(Dataset rows describing interfaces)
=== Section Start ===

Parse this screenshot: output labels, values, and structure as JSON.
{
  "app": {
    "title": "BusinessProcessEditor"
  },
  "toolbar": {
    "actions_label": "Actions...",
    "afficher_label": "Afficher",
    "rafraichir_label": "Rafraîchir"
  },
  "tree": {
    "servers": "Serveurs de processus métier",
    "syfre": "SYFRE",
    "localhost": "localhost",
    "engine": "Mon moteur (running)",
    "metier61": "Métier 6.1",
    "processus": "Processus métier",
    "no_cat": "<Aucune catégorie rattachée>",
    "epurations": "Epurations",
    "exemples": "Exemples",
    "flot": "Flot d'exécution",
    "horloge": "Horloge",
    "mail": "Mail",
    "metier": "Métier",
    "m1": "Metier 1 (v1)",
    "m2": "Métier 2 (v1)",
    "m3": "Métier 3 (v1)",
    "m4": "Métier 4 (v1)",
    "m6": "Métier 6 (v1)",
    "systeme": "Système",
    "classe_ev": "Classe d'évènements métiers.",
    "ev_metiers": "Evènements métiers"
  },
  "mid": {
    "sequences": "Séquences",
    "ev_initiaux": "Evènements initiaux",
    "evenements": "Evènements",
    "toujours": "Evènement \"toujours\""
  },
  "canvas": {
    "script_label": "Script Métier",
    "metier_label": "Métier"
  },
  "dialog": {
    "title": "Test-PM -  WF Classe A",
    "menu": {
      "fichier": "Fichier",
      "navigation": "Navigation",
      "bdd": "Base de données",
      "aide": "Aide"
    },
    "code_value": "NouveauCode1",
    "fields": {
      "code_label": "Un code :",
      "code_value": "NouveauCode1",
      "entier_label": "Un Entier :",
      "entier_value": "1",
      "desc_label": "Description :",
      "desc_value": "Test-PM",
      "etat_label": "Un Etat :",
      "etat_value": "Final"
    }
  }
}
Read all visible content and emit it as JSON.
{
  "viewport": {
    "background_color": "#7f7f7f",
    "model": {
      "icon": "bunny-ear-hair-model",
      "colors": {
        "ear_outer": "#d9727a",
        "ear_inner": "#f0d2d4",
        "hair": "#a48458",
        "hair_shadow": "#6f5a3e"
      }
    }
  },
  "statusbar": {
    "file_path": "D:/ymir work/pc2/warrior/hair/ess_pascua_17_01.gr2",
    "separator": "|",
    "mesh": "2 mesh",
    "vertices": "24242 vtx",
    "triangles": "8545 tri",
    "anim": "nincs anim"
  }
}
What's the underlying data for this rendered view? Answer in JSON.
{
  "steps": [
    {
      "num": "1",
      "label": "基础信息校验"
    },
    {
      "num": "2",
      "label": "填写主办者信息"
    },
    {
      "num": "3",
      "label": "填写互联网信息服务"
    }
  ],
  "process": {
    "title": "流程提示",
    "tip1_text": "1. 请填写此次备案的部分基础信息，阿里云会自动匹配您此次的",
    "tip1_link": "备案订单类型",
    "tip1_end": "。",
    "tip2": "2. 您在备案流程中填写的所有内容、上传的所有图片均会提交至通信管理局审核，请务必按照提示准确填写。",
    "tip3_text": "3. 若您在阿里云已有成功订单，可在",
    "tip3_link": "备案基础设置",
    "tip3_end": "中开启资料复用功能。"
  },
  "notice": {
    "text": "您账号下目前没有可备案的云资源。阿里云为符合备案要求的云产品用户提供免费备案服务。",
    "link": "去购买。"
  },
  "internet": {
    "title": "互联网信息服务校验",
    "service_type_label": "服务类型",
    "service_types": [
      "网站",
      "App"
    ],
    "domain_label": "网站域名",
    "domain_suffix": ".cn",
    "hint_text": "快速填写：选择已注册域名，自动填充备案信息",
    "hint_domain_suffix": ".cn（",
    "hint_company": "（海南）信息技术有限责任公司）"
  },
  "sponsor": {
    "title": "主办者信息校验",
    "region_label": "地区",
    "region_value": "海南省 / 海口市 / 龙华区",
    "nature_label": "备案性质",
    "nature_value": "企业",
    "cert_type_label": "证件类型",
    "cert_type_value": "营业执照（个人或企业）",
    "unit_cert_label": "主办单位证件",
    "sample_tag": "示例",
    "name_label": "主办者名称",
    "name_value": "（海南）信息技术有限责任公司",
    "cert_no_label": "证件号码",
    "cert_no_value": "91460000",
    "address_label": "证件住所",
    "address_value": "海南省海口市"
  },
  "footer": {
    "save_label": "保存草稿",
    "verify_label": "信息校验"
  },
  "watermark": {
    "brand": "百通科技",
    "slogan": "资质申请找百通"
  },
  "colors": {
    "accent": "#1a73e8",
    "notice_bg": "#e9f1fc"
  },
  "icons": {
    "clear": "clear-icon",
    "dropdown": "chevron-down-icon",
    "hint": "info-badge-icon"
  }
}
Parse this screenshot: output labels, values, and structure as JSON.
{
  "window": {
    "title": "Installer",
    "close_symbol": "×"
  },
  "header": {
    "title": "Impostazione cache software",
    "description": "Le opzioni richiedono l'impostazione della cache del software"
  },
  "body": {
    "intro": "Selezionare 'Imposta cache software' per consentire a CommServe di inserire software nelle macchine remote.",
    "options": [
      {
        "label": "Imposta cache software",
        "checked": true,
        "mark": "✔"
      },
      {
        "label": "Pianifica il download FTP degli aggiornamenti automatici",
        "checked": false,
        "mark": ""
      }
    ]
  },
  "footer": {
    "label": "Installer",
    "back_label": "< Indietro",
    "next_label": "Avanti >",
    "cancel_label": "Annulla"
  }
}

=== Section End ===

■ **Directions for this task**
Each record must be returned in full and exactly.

■ **Answer for the task**
Parse this screenshot: output labels, values, and structure as JSON.
{
  "app": {
    "title": "BusinessProcessEditor"
  },
  "toolbar": {
    "actions_label": "Actions...",
    "afficher_label": "Afficher",
    "rafraichir_label": "Rafraîchir"
  },
  "tree": {
    "servers": "Serveurs de processus métier",
    "syfre": "SYFRE",
    "localhost": "localhost",
    "engine": "Mon moteur (running)",
    "metier61": "Métier 6.1",
    "processus": "Processus métier",
    "no_cat": "<Aucune catégorie rattachée>",
    "epurations": "Epurations",
    "exemples": "Exemples",
    "flot": "Flot d'exécution",
    "horloge": "Horloge",
    "mail": "Mail",
    "metier": "Métier",
    "m1": "Metier 1 (v1)",
    "m2": "Métier 2 (v1)",
    "m3": "Métier 3 (v1)",
    "m4": "Métier 4 (v1)",
    "m6": "Métier 6 (v1)",
    "systeme": "Système",
    "classe_ev": "Classe d'évènements métiers.",
    "ev_metiers": "Evènements métiers"
  },
  "mid": {
    "sequences": "Séquences",
    "ev_initiaux": "Evènements initiaux",
    "evenements": "Evènements",
    "toujours": "Evènement \"toujours\""
  },
  "canvas": {
    "script_label": "Script Métier",
    "metier_label": "Métier"
  },
  "dialog": {
    "title": "Test-PM -  WF Classe A",
    "menu": {
      "fichier": "Fichier",
      "navigation": "Navigation",
      "bdd": "Base de données",
      "aide": "Aide"
    },
    "code_value": "NouveauCode1",
    "fields": {
      "code_label": "Un code :",
      "code_value": "NouveauCode1",
      "entier_label": "Un Entier :",
      "entier_value": "1",
      "desc_label": "Description :",
      "desc_value": "Test-PM",
      "etat_label": "Un Etat :",
      "etat_value": "Final"
    }
  }
}
Read all visible content and emit it as JSON.
{
  "viewport": {
    "background_color": "#7f7f7f",
    "model": {
      "icon": "bunny-ear-hair-model",
      "colors": {
        "ear_outer": "#d9727a",
        "ear_inner": "#f0d2d4",
        "hair": "#a48458",
        "hair_shadow": "#6f5a3e"
      }
    }
  },
  "statusbar": {
    "file_path": "D:/ymir work/pc2/warrior/hair/ess_pascua_17_01.gr2",
    "separator": "|",
    "mesh": "2 mesh",
    "vertices": "24242 vtx",
    "triangles": "8545 tri",
    "anim": "nincs anim"
  }
}
What's the underlying data for this rendered view? Answer in JSON.
{
  "steps": [
    {
      "num": "1",
      "label": "基础信息校验"
    },
    {
      "num": "2",
      "label": "填写主办者信息"
    },
    {
      "num": "3",
      "label": "填写互联网信息服务"
    }
  ],
  "process": {
    "title": "流程提示",
    "tip1_text": "1. 请填写此次备案的部分基础信息，阿里云会自动匹配您此次的",
    "tip1_link": "备案订单类型",
    "tip1_end": "。",
    "tip2": "2. 您在备案流程中填写的所有内容、上传的所有图片均会提交至通信管理局审核，请务必按照提示准确填写。",
    "tip3_text": "3. 若您在阿里云已有成功订单，可在",
    "tip3_link": "备案基础设置",
    "tip3_end": "中开启资料复用功能。"
  },
  "notice": {
    "text": "您账号下目前没有可备案的云资源。阿里云为符合备案要求的云产品用户提供免费备案服务。",
    "link": "去购买。"
  },
  "internet": {
    "title": "互联网信息服务校验",
    "service_type_label": "服务类型",
    "service_types": [
      "网站",
      "App"
    ],
    "domain_label": "网站域名",
    "domain_suffix": ".cn",
    "hint_text": "快速填写：选择已注册域名，自动填充备案信息",
    "hint_domain_suffix": ".cn（",
    "hint_company": "（海南）信息技术有限责任公司）"
  },
  "sponsor": {
    "title": "主办者信息校验",
    "region_label": "地区",
    "region_value": "海南省 / 海口市 / 龙华区",
    "nature_label": "备案性质",
    "nature_value": "企业",
    "cert_type_label": "证件类型",
    "cert_type_value": "营业执照（个人或企业）",
    "unit_cert_label": "主办单位证件",
    "sample_tag": "示例",
    "name_label": "主办者名称",
    "name_value": "（海南）信息技术有限责任公司",
    "cert_no_label": "证件号码",
    "cert_no_value": "91460000",
    "address_label": "证件住所",
    "address_value": "海南省海口市"
  },
  "footer": {
    "save_label": "保存草稿",
    "verify_label": "信息校验"
  },
  "watermark": {
    "brand": "百通科技",
    "slogan": "资质申请找百通"
  },
  "colors": {
    "accent": "#1a73e8",
    "notice_bg": "#e9f1fc"
  },
  "icons": {
    "clear": "clear-icon",
    "dropdown": "chevron-down-icon",
    "hint": "info-badge-icon"
  }
}
Parse this screenshot: output labels, values, and structure as JSON.
{
  "window": {
    "title": "Installer",
    "close_symbol": "×"
  },
  "header": {
    "title": "Impostazione cache software",
    "description": "Le opzioni richiedono l'impostazione della cache del software"
  },
  "body": {
    "intro": "Selezionare 'Imposta cache software' per consentire a CommServe di inserire software nelle macchine remote.",
    "options": [
      {
        "label": "Imposta cache software",
        "checked": true,
        "mark": "✔"
      },
      {
        "label": "Pianifica il download FTP degli aggiornamenti automatici",
        "checked": false,
        "mark": ""
      }
    ]
  },
  "footer": {
    "label": "Installer",
    "back_label": "< Indietro",
    "next_label": "Avanti >",
    "cancel_label": "Annulla"
  }
}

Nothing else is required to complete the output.